The functions in electronic devices such as mobile phones are increasing, while their dimensions are shrinking every year. To comply with this trend, the number of components on the integrated circuits (IC’s) is drastically increasing and their performance such as the switching speed are improving every year as was observed by Gordon Moore in 1965 . Moore suggested that the number of active components on an IC will double every 18 months . Cramming more components into integrated circuits necessitates the lateral and vertical shrinkage of the component dimensions. The International Technology Roadmap for Semiconductors (ITRS) foresees several challenges in complying with Moore’s law in future semiconductor devices , among which two reasons are worth noting. Firstly, the calculations of tunnel current through the dielectric layers by Hirose et al., based on multiplescattering theory show that the transconductance fluctuations will be problematic when the gate oxide thickness is scaled down to 0.8 nm . This sets the fundamental limit for thinning down the gate oxide (SiO2) in complementary metal-oxide-semiconductor (CMOS) devices to 0.7 nm, beyond which the spill-over of the silicon conduction-band wave-functions into the oxide generates interface states that will generate unacceptably large power consumption . Secondly, every bit of data processed in a CMOS logic gate consists of a thermodynamically irreversible process, which is given by the Landauer limit k T ln 2 B = 17.9 meV , which might set the noise limit beyond which the CMOS technology may not be possible unless another smart technology is developed .

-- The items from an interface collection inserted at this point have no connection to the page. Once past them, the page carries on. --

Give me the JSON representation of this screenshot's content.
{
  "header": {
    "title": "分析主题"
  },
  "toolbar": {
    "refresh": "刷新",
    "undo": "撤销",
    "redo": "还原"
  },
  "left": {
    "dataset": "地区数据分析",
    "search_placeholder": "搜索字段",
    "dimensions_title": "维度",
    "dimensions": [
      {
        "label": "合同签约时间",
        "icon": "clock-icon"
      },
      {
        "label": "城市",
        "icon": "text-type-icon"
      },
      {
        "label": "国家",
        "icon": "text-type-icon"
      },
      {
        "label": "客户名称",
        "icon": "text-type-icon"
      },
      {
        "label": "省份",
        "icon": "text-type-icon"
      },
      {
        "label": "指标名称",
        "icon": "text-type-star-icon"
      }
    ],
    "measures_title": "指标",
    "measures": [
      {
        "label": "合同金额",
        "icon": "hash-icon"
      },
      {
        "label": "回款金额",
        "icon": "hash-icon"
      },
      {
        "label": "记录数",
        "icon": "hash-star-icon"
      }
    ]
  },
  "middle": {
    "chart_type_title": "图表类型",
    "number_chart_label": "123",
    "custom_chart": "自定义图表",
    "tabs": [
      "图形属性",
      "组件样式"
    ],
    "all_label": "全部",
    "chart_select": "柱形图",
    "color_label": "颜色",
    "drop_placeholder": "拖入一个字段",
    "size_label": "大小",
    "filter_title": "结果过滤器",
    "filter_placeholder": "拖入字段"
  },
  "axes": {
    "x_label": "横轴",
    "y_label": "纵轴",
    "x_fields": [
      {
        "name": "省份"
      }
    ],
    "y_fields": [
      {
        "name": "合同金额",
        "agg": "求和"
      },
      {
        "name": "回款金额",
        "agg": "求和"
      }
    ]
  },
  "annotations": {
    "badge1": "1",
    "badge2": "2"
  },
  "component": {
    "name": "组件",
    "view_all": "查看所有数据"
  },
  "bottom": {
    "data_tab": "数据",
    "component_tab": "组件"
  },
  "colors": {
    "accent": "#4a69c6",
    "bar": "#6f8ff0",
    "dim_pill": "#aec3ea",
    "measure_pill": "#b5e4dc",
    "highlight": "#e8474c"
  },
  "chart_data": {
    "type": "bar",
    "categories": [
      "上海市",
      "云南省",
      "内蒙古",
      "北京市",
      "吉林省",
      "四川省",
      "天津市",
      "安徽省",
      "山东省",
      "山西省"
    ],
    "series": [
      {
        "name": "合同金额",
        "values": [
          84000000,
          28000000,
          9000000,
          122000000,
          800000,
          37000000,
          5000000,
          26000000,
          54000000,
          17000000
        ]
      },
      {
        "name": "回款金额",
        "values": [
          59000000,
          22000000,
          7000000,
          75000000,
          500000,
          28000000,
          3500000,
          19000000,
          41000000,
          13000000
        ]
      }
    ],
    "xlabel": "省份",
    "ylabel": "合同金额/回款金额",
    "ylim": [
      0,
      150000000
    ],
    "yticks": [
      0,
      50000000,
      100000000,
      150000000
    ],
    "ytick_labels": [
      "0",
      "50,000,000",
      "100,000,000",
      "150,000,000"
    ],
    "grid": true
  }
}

|Award date||6 Oct 2010|
|Place of Publication||Oisterwijk|
|Publication status||Published - 6 Oct 2010|